One of the most easily recognized stars in the sky is Polaris. It is located near the northern celestial pole, and is the brightest star in the night sky. It is also one of the easiest stars to find, since it shines brightly in the northern sky on a daily basis. So, how do you spot it? Here are some tips: Keep an eye out for streetlight and moonlight. You can also look for the “Pointer” stars (Dubbhe and Merak) – these two are five times brighter than Polaris.


Although Polaris is visible to the naked eye, it is not particularly bright. In fact, it is the 48th brightest star in the sky and the ninth brightest in the constellation of Ursa Minor. It is a yellow supergiant, but because it is so far away, it looks faint. As a triple-star system, Polaris consists of the yellow supergiant Polaris Aa and two white main sequence stars.

In addition to pointing to the North Pole, Polaris also marks the closest location to the north celestial pole. The star is in the same direction as the Earth’s north axis. Therefore, for hypothetical observers at the North Pole, Polaris would be overhead. This is why it does not rise or set, but instead appears motionless in the sky.

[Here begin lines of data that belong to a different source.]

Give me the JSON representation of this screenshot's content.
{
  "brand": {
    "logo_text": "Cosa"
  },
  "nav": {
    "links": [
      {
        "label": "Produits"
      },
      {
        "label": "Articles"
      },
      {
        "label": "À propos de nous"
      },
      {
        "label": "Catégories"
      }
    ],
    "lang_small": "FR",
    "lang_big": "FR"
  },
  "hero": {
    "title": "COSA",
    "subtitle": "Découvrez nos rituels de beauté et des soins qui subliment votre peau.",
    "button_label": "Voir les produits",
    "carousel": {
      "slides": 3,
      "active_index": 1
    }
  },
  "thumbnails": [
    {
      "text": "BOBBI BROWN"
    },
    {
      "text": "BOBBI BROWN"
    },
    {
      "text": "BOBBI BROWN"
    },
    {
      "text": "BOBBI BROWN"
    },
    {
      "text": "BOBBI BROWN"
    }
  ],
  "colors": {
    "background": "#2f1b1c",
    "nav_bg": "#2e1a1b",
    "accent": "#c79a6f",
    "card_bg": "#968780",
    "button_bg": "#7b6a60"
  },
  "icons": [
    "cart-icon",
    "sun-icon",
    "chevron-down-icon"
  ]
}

Its close proximity to the North Pole makes it important for navigation and astrometry.

Its brightness varies from magnitude 1.86 to 2.13. It had been over 0.1 magnitude before 1963, but it gradually declined until 1966. At that time, the star’s brightness decreased dramatically to less than 0.05. After that, the star has varied unpredictably and has been close to its original magnitude. The 2008 paper noted that its brightness has even increased. If this trend continues, Polaris is a very visible object in the night sky.

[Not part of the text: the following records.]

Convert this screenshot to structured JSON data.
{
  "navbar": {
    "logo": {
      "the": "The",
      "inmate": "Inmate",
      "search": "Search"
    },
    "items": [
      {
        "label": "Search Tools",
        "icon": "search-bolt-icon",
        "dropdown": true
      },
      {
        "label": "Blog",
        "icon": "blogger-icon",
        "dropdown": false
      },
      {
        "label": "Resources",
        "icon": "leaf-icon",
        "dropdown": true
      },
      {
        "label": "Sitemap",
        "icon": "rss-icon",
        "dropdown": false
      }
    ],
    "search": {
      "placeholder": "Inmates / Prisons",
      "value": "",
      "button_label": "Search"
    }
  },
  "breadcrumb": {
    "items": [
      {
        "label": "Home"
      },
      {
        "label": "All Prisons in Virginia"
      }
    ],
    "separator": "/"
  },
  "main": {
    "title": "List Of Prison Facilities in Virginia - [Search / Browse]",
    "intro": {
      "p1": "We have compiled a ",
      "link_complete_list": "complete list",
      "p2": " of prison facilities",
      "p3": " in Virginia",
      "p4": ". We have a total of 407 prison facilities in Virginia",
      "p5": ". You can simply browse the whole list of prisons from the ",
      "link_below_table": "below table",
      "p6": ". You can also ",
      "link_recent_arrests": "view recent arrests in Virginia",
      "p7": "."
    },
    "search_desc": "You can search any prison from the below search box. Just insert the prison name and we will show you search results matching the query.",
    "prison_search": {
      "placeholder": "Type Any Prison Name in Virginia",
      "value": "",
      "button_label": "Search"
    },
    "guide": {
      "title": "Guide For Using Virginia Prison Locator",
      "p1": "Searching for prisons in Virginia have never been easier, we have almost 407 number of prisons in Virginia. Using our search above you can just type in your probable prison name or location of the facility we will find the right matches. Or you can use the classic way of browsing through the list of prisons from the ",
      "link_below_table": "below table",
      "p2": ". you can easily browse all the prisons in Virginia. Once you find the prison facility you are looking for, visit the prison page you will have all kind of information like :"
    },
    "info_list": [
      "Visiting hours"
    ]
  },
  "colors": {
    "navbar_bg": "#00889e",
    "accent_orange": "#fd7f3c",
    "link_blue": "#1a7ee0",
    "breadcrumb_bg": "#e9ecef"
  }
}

The Polaris star is a yellow supergiant. It has a rotational period of 119 days. Its color is blue and has 112% solar metallicity. It is the 50th brightest star in the night sky. Its brightness has a high luminosity, and is a double-star system. Its three stars, named ‘Pilot’, are similar in size and brightness. The brightest of these is called Polaris Aa, and the star is 5.4 solar masses in mass.

The magnitude of Polaris is 0.66 degrees away from the pole of rotation. The star moves around the pole in a circle 1.3 deg in diameter. It will be closest to the pole soon after the year 2100. Because of the precession of the earth’s axis, the right ascension of Polaris changes rapidly. It is the only object in the sky that has a fixed azimuth. But this is only one of the many ways to see Polaris.

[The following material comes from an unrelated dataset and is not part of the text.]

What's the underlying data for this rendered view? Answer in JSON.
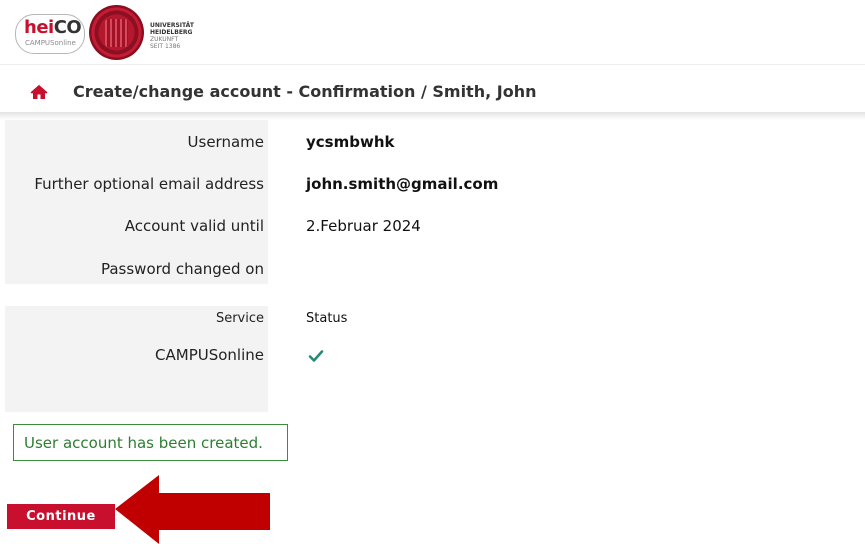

The light of Polaris varies, and the star is the most obvious source of light. However, the star is not visible to the naked eye, and therefore, it is important to know where it is in order to find it in the sky. In the constellation of Ursa Minor, the brightest star in the constellation is the Sun. This polaris is the best spot to locate the southern celestial pole. A fainter one is Jupiter.

Another way to find Polaris is to observe its brightness. Its brightness varies from magnitude 1.86 to 2.13. In Antiquity, it was more than 0.1 magnitude. It was used as a single star, but not until the mid-16th century when it became visible to the human eye. By contrast, it is now ranked as the fifty-first brightest star in the night sky. Its light is also the closest star to the Earth.

The primary star of Polaris is the star ‘North Star’. Its radii are 0.5° apart, and its amplitude is 18.8 arcseconds. The other star, Polaris B, is a main sequence star. It is the northernmost of the two stars. Its radii are about six degrees. The arcseconds it takes to orbit the planet is 0.082°N.

Unlike the North Star, Polaris is not an absolute guide to latitude on Earth. It has been a great help for travelers in the Northern Hemisphere for centuries. It is a good indicator of the direction north, so it can be seen at any time. And, it is the brightest star in Ursa Minor. Interestingly, it is the nearest star to the North celestial pole. If you are in the northern hemisphere, it is easy to locate the “North Star” on a map.